High-Ranking House Democrat Predicts Health Bill Approval This Year

Even as House Democrats turn their attention to jobs and the economy, House Education and Labor Committee Chairman George Miller predicted Thursday that Congress will pass health care overhaul legislation this year.

In an interview with Kaiser Health News, the California Democrat, a close ally of House Speaker Nancy Pelosi, D-Calif., said negotiations with the Senate are continuing. “We’re going to get it done this year,” Miller said.

“It would have been much easier to pass it in July. It would have been easier to pass it in November. But again, as the president said, it’s hard,” Miller said. “We don’t give up just because things are hard in this country. And we shouldn’t give up – elected officials and leaders in the Congress should not give up just because it’s hard.”

Miller’s committee is one of three in the House that passed health care legislation, which was merged into a measure the chamber passed in November. 

Miller said much of the discussion between the House and the Senate is focusing on the rules of each chamber and what may be allowed in budget reconciliation, a fast-track process that allows legislation to pass in the Senate with 51 votes but is limited to provisions dealing with the budget. Reconciliation also sets strict protocols for consideration of the bills in both chambers.

One scenario is to have the House pass the Senate bill as well as a separate reconciliation package that would change some of the bill’s provisions. This could possibly be in the areas of subsidies provided to help low-income Americans purchase health care coverage, which could make the legislation more acceptable to the House. Another option, Pelosi said Thursday, is to move individual elements of the larger bill separately. 

Miller stressed that no final decisions have been made. “There’s just a lot of technical questions, given the process, that have to be answered,” he said. One potential problem with moving some pieces of the bill as stand-alone legislation is that “to get the little pieces to work you’ve got to have the main pieces of legislation that holds those together.”

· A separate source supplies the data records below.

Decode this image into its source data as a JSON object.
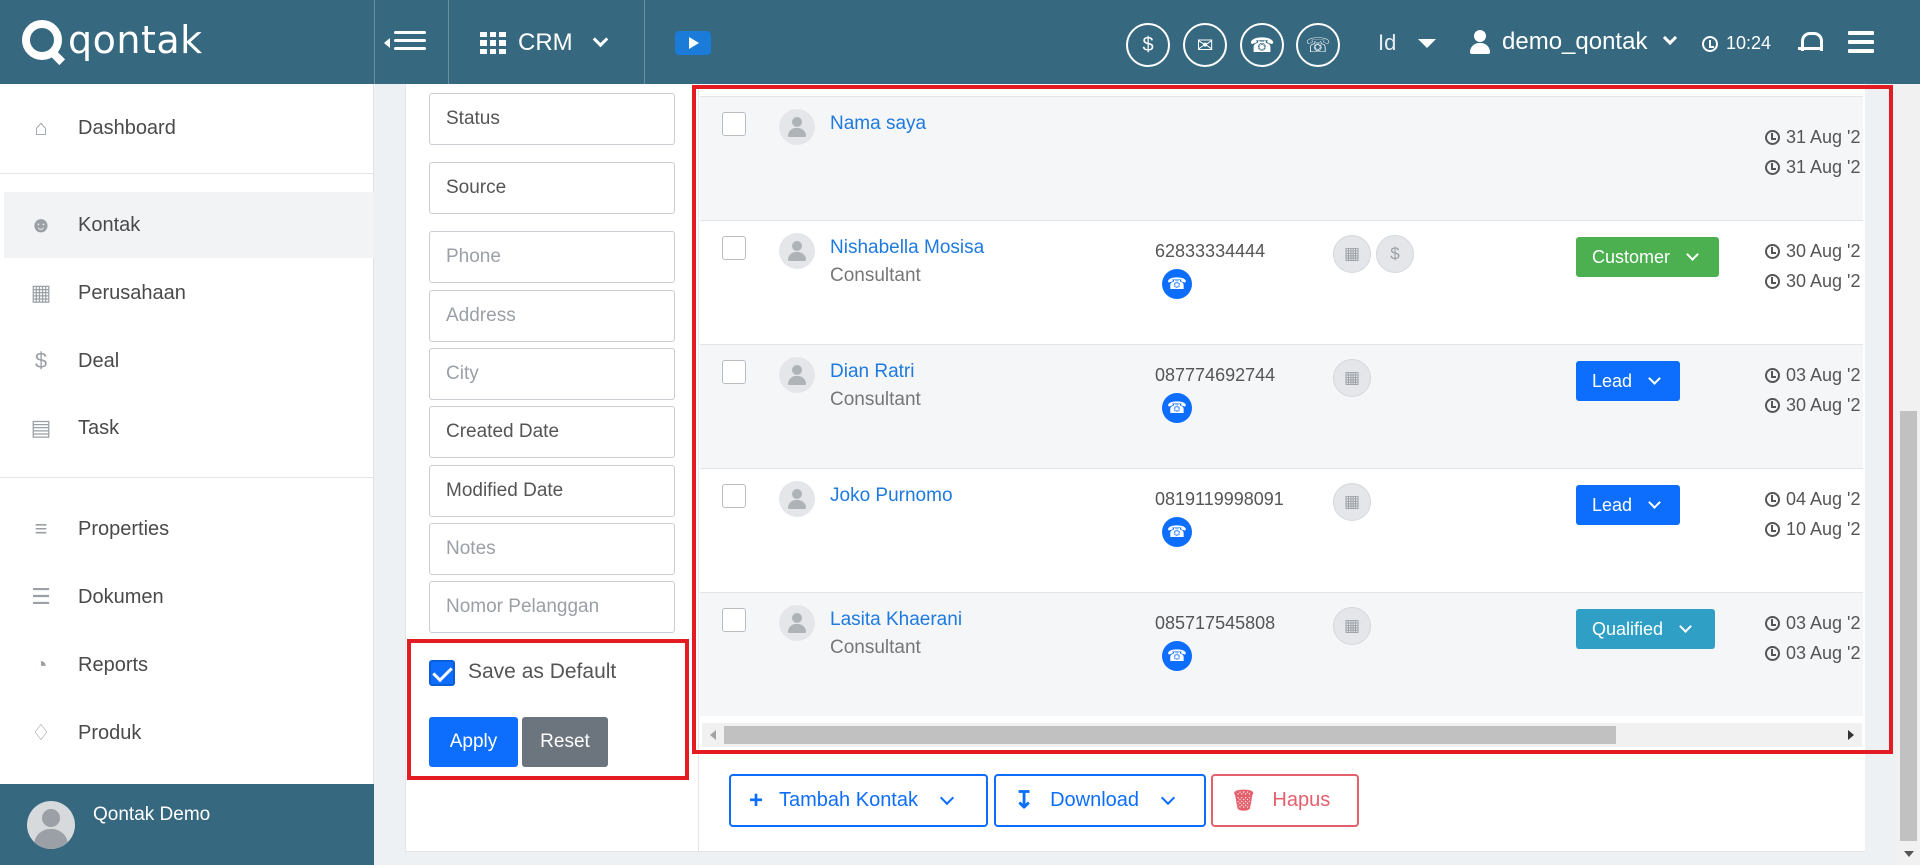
{
  "brand": {
    "name": "qontak"
  },
  "topbar": {
    "module": "CRM",
    "language": "Id",
    "username": "demo_qontak",
    "time": "10:24",
    "circle_icons": [
      "money-icon",
      "chat-icon",
      "phone-icon",
      "call-list-icon"
    ]
  },
  "sidebar": {
    "items": [
      {
        "label": "Dashboard",
        "icon": "home-icon"
      },
      {
        "label": "Kontak",
        "icon": "contacts-icon",
        "active": true
      },
      {
        "label": "Perusahaan",
        "icon": "building-icon"
      },
      {
        "label": "Deal",
        "icon": "dollar-icon"
      },
      {
        "label": "Task",
        "icon": "calendar-icon"
      },
      {
        "label": "Properties",
        "icon": "list-icon"
      },
      {
        "label": "Dokumen",
        "icon": "layers-icon"
      },
      {
        "label": "Reports",
        "icon": "pie-chart-icon"
      },
      {
        "label": "Produk",
        "icon": "tag-icon"
      }
    ],
    "footer_name": "Qontak Demo"
  },
  "filters": {
    "fields": [
      {
        "label": "Status",
        "placeholder": false
      },
      {
        "label": "Source",
        "placeholder": false
      },
      {
        "label": "Phone",
        "placeholder": true
      },
      {
        "label": "Address",
        "placeholder": true
      },
      {
        "label": "City",
        "placeholder": true
      },
      {
        "label": "Created Date",
        "placeholder": false
      },
      {
        "label": "Modified Date",
        "placeholder": false
      },
      {
        "label": "Notes",
        "placeholder": true
      },
      {
        "label": "Nomor Pelanggan",
        "placeholder": true
      }
    ],
    "save_default_label": "Save as Default",
    "save_default_checked": true,
    "apply_label": "Apply",
    "reset_label": "Reset"
  },
  "contacts": [
    {
      "name": "Nama saya",
      "job": "",
      "phone": "",
      "company_icons": [],
      "status": "",
      "date1": "31 Aug '2",
      "date2": "31 Aug '2"
    },
    {
      "name": "Nishabella Mosisa",
      "job": "Consultant",
      "phone": "62833334444",
      "company_icons": [
        "building-icon",
        "dollar-icon"
      ],
      "status": "Customer",
      "status_color": "#4caf50",
      "date1": "30 Aug '2",
      "date2": "30 Aug '2"
    },
    {
      "name": "Dian Ratri",
      "job": "Consultant",
      "phone": "087774692744",
      "company_icons": [
        "building-icon"
      ],
      "status": "Lead",
      "status_color": "#0d6efd",
      "date1": "03 Aug '2",
      "date2": "30 Aug '2"
    },
    {
      "name": "Joko Purnomo",
      "job": "",
      "phone": "0819119998091",
      "company_icons": [
        "building-icon"
      ],
      "status": "Lead",
      "status_color": "#0d6efd",
      "date1": "04 Aug '2",
      "date2": "10 Aug '2"
    },
    {
      "name": "Lasita Khaerani",
      "job": "Consultant",
      "phone": "085717545808",
      "company_icons": [
        "building-icon"
      ],
      "status": "Qualified",
      "status_color": "#2f9fc6",
      "date1": "03 Aug '2",
      "date2": "03 Aug '2"
    }
  ],
  "actions": {
    "add_label": "Tambah Kontak",
    "download_label": "Download",
    "delete_label": "Hapus"
  }
}
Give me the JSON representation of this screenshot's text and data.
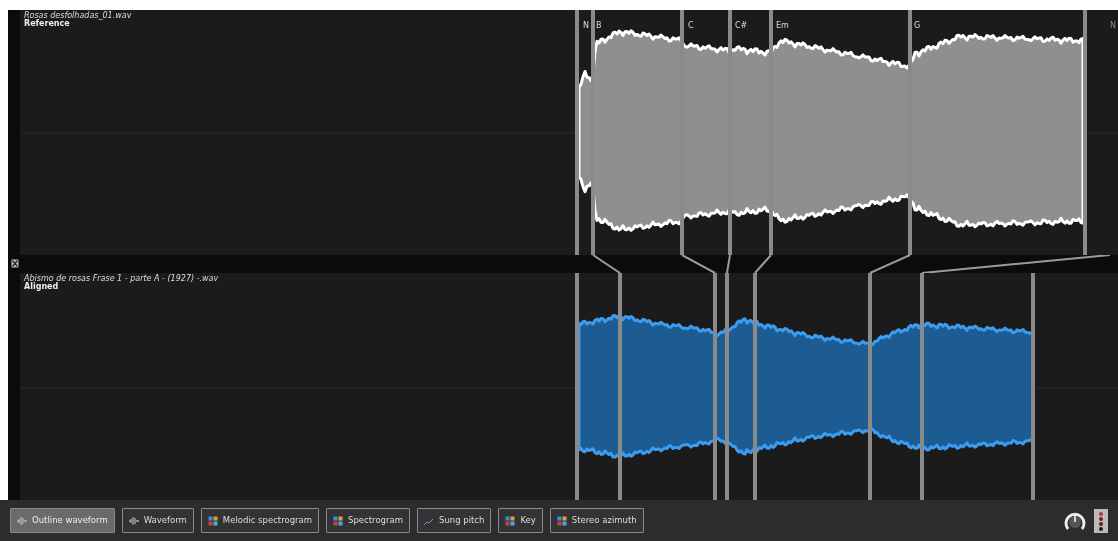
{
  "tracks": [
    {
      "file": "Rosas desfolhadas_01.wav",
      "role": "Reference",
      "chords": [
        {
          "label": "N",
          "dimmed": false
        },
        {
          "label": "B",
          "dimmed": false
        },
        {
          "label": "C",
          "dimmed": false
        },
        {
          "label": "C#",
          "dimmed": false
        },
        {
          "label": "Em",
          "dimmed": false
        },
        {
          "label": "G",
          "dimmed": false
        },
        {
          "label": "N",
          "dimmed": true
        }
      ]
    },
    {
      "file": "Abismo de rosas Frase 1 - parte A - (1927) -.wav",
      "role": "Aligned"
    }
  ],
  "toolbar": {
    "buttons": [
      {
        "label": "Outline waveform",
        "kind": "wave",
        "selected": true
      },
      {
        "label": "Waveform",
        "kind": "wave",
        "selected": false
      },
      {
        "label": "Melodic spectrogram",
        "kind": "grid",
        "selected": false
      },
      {
        "label": "Spectrogram",
        "kind": "grid",
        "selected": false
      },
      {
        "label": "Sung pitch",
        "kind": "pitch",
        "selected": false
      },
      {
        "label": "Key",
        "kind": "grid",
        "selected": false
      },
      {
        "label": "Stereo azimuth",
        "kind": "grid",
        "selected": false
      }
    ]
  }
}
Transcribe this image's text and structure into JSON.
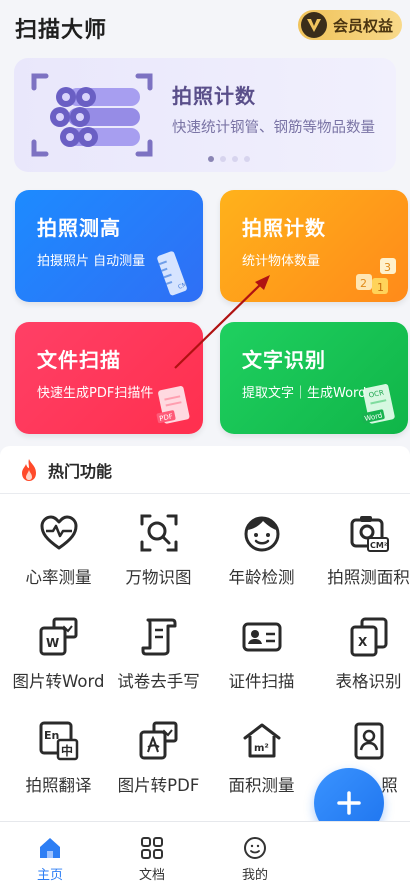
{
  "header": {
    "title": "扫描大师",
    "vip_badge": "V",
    "vip_label": "会员权益"
  },
  "banner": {
    "title": "拍照计数",
    "subtitle": "快速统计钢管、钢筋等物品数量",
    "dots": 4,
    "active_dot": 0
  },
  "cards": [
    {
      "title": "拍照测高",
      "subtitle": "拍摄照片 自动测量"
    },
    {
      "title": "拍照计数",
      "subtitle": "统计物体数量"
    },
    {
      "title": "文件扫描",
      "subtitle": "快速生成PDF扫描件"
    },
    {
      "title": "文字识别",
      "subtitle": "提取文字｜生成Word"
    }
  ],
  "hot": {
    "title": "热门功能",
    "items": [
      {
        "label": "心率测量",
        "icon": "heart-pulse-icon"
      },
      {
        "label": "万物识图",
        "icon": "image-search-icon"
      },
      {
        "label": "年龄检测",
        "icon": "face-icon"
      },
      {
        "label": "拍照测面积",
        "icon": "camera-area-icon"
      },
      {
        "label": "图片转Word",
        "icon": "word-image-icon"
      },
      {
        "label": "试卷去手写",
        "icon": "scroll-icon"
      },
      {
        "label": "证件扫描",
        "icon": "id-card-icon"
      },
      {
        "label": "表格识别",
        "icon": "excel-icon"
      },
      {
        "label": "拍照翻译",
        "icon": "translate-icon"
      },
      {
        "label": "图片转PDF",
        "icon": "pdf-image-icon"
      },
      {
        "label": "面积测量",
        "icon": "house-area-icon"
      },
      {
        "label": "照",
        "icon": "id-photo-icon"
      }
    ]
  },
  "card_illustrations": {
    "ruler_text": "CM",
    "numbers": [
      "2",
      "3",
      "1"
    ],
    "pdf_tag": "PDF",
    "ocr_tag": "OCR",
    "word_tag": "Word"
  },
  "icon_text": {
    "cm2": "CM²",
    "w": "W",
    "x": "X",
    "en": "En",
    "zh": "中",
    "m2": "m²"
  },
  "nav": {
    "items": [
      {
        "label": "主页",
        "active": true
      },
      {
        "label": "文档",
        "active": false
      },
      {
        "label": "我的",
        "active": false
      }
    ]
  },
  "colors": {
    "accent": "#2d7ef4",
    "arrow": "#b01212"
  }
}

He declined to say when the House would act on health care and instead repeated the words that Pelosi and other Democratic leaders have uttered numerous times before: “We’ll go when we believe we have a bill that holds together and achieves the goals of reform and has the votes.”

House Republicans have advanced their own approach to health care, which they say will improve coverage and reduce health care costs at less expense to the public. Democrats have dismissed it as too limited.

Looking back on the last year, Miller said the slow deliberations of the Senate, coupled with its rules that require 60 votes to break a filibuster, bogged down consideration of health legislation. In addition, deals like one on Medicaid that Senate Majority Leader Harry Reid, D-Nev., cut with Sen. Ben Nelson, a Nebraska Democrat, outraged a public that “began to see a process that was starting to deteriorate,” Miller said.

Miller also said the White House wasted too much time trying to win Republican support for the bill. “I think they were late in coming to the realization that the Republicans were never interested in the success of this measure, that [the GOP was] heavily vested in its failure.”